I’m fairly new to OpenGL rendering stuff, so this might be quite a basic thing to solve, or alternatively quite difficult. I’m not entirely sure, so it would certainly be useful to have the perspective of an expert!
For rendering large digital microscopy images, we need to split them up due to their huge size. Some of the 2D images are over 100000×100000 pixels, so even if the GPU has sufficient memory, it’s exceeding the max texture size by a long way. For 3D volumetric images we can again exceed the max texture size and also the GPU memory for multi-gigabyte images. The obvious thing to do is to split the images up into a series of small tiles and render them as a set of aligned quads (which is our current approach). In the case of 3D images, small cubes are used instead of tiles, though we haven’t got this finished yet; here we would be using proxy geometry and/or ray casting to render the volume.

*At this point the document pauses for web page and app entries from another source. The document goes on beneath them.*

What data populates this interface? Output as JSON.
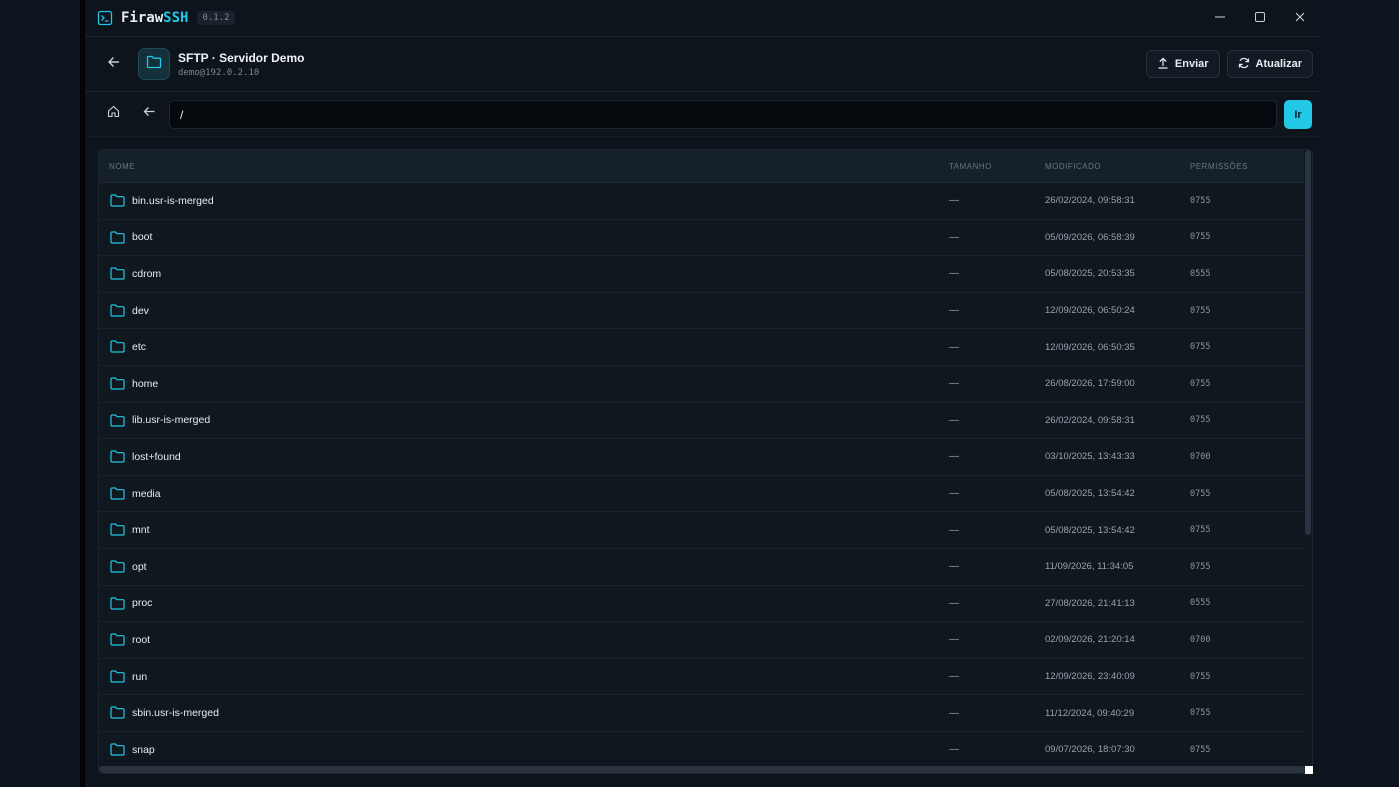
{
  "app": {
    "name_primary": "Firaw",
    "name_accent": "SSH",
    "version": "0.1.2"
  },
  "header": {
    "title": "SFTP · Servidor Demo",
    "subtitle": "demo@192.0.2.10",
    "upload_label": "Enviar",
    "refresh_label": "Atualizar"
  },
  "pathbar": {
    "path_value": "/",
    "go_label": "Ir"
  },
  "table": {
    "columns": {
      "name": "NOME",
      "size": "TAMANHO",
      "modified": "MODIFICADO",
      "permissions": "PERMISSÕES"
    },
    "rows": [
      {
        "name": "bin.usr-is-merged",
        "size": "—",
        "modified": "26/02/2024, 09:58:31",
        "perm": "0755"
      },
      {
        "name": "boot",
        "size": "—",
        "modified": "05/09/2026, 06:58:39",
        "perm": "0755"
      },
      {
        "name": "cdrom",
        "size": "—",
        "modified": "05/08/2025, 20:53:35",
        "perm": "0555"
      },
      {
        "name": "dev",
        "size": "—",
        "modified": "12/09/2026, 06:50:24",
        "perm": "0755"
      },
      {
        "name": "etc",
        "size": "—",
        "modified": "12/09/2026, 06:50:35",
        "perm": "0755"
      },
      {
        "name": "home",
        "size": "—",
        "modified": "26/08/2026, 17:59:00",
        "perm": "0755"
      },
      {
        "name": "lib.usr-is-merged",
        "size": "—",
        "modified": "26/02/2024, 09:58:31",
        "perm": "0755"
      },
      {
        "name": "lost+found",
        "size": "—",
        "modified": "03/10/2025, 13:43:33",
        "perm": "0700"
      },
      {
        "name": "media",
        "size": "—",
        "modified": "05/08/2025, 13:54:42",
        "perm": "0755"
      },
      {
        "name": "mnt",
        "size": "—",
        "modified": "05/08/2025, 13:54:42",
        "perm": "0755"
      },
      {
        "name": "opt",
        "size": "—",
        "modified": "11/09/2026, 11:34:05",
        "perm": "0755"
      },
      {
        "name": "proc",
        "size": "—",
        "modified": "27/08/2026, 21:41:13",
        "perm": "0555"
      },
      {
        "name": "root",
        "size": "—",
        "modified": "02/09/2026, 21:20:14",
        "perm": "0700"
      },
      {
        "name": "run",
        "size": "—",
        "modified": "12/09/2026, 23:40:09",
        "perm": "0755"
      },
      {
        "name": "sbin.usr-is-merged",
        "size": "—",
        "modified": "11/12/2024, 09:40:29",
        "perm": "0755"
      },
      {
        "name": "snap",
        "size": "—",
        "modified": "09/07/2026, 18:07:30",
        "perm": "0755"
      }
    ]
  },
  "icons": {
    "logo": "terminal-icon",
    "minimize": "minimize-icon",
    "maximize": "maximize-icon",
    "close": "close-icon",
    "back": "arrow-left-icon",
    "folder": "folder-icon",
    "upload": "upload-icon",
    "refresh": "refresh-icon",
    "home": "home-icon"
  },
  "colors": {
    "accent": "#22c8e6",
    "background": "#0d141c"
  }
}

Within a single texture tile we get correct interpolation between pixels using GL_LINEAR for magnification and GL_LINEAR_MIPMAP_LINEAR for minification, and it looks just fine in both the 2D tile and 3D cubic texture cases. However, this all changes when we split into separate textures. Using GL_CLAMP_TO_EDGE, it looks like you will get seams between quads where there will not be any interpolation unlike within the quads (bad UTF-8-art):
┌────┐ ┌────┐ ┌────────┐ │····│▒│····│▒ ┌────┬────┐ │········│▒ │····│▒│····│▒ │····│····│▒ │········│▒ │····│▒│····│▒ │ab··│····│▒ │········│▒ │····│▒│····│▒ │····│····│▒ │········│▒ └────┘▒└────┘▒ │····│····│▒ │········│▒ ─→ ▒▒▒▒▒▒ ▒▒▒▒▒▒ ─→ ├────┼────┤▒ │········│▒ ┌────┐ ┌────┐ │····│····│▒ │········│▒ │····│▒│····│▒ │···c│d···│▒ │········│▒ │····│▒│····│▒ │····│····│▒ └────────┘▒ │····│▒│····│▒ │····│····│▒ ▒▒▒▒▒▒▒▒▒▒ │····│▒│····│▒ └────┴────┘▒ └────┘▒└────┘▒ ▒▒▒▒▒▒▒▒▒▒▒ ▒▒▒▒▒▒ ▒▒▒▒▒▒
Here, we have split an 8×8 texture into 4 4×4 textures. When these are rendered as adjacent quads, samples a and b will have correct interpolation. But there will be no interpolation between c and d because the 2D sampler won’t have access to the bordering texture, nor any knowledge of it. Likewise for all shared surfaces of cubes for 3D textures. What we really want here is for output to be pixel-for-pixel identical to the original case where the texture was not split and the samples were adjacent in the same texture. In the 3D case we would need to be able to ray cast through all the sub-cubes on the light past to do correct volume rendering; the cast ray can be re-started on the boundaries using proxy geometry, but we still have the same requirement for the 3D sampler to sample correctly at the texture boundaries and at different mipmap levels.
It also gets more complex when considering mipmaps since they will also be split (and if computed independently for the split tiles, will differ also).
I’m not sure if this is a common problem for other OpenGL users; the artifacts are probably not noticeable visually, but given that it’s for scientific visualisation, accuracy is a primary concern. I’ve read a few papers using OpenGL for splitting large volumes into smaller subsampled cubes, but they don’t appear to acknowledge or address the above issue.
If it’s possible to do more accurate sampling in the fragment shader using multiple textures, that would be something we could look at doing, but from my limited knowledge of the samplers the lookups are done in hardware by the texture unit including mipmap interpolation. If we could make that sample and interpolate between adjacent textures, that might be a solution. But maybe I’m not on the right track and there’s an even simpler solution.
If you have any insight into what we could do here, it would be very much appreciated!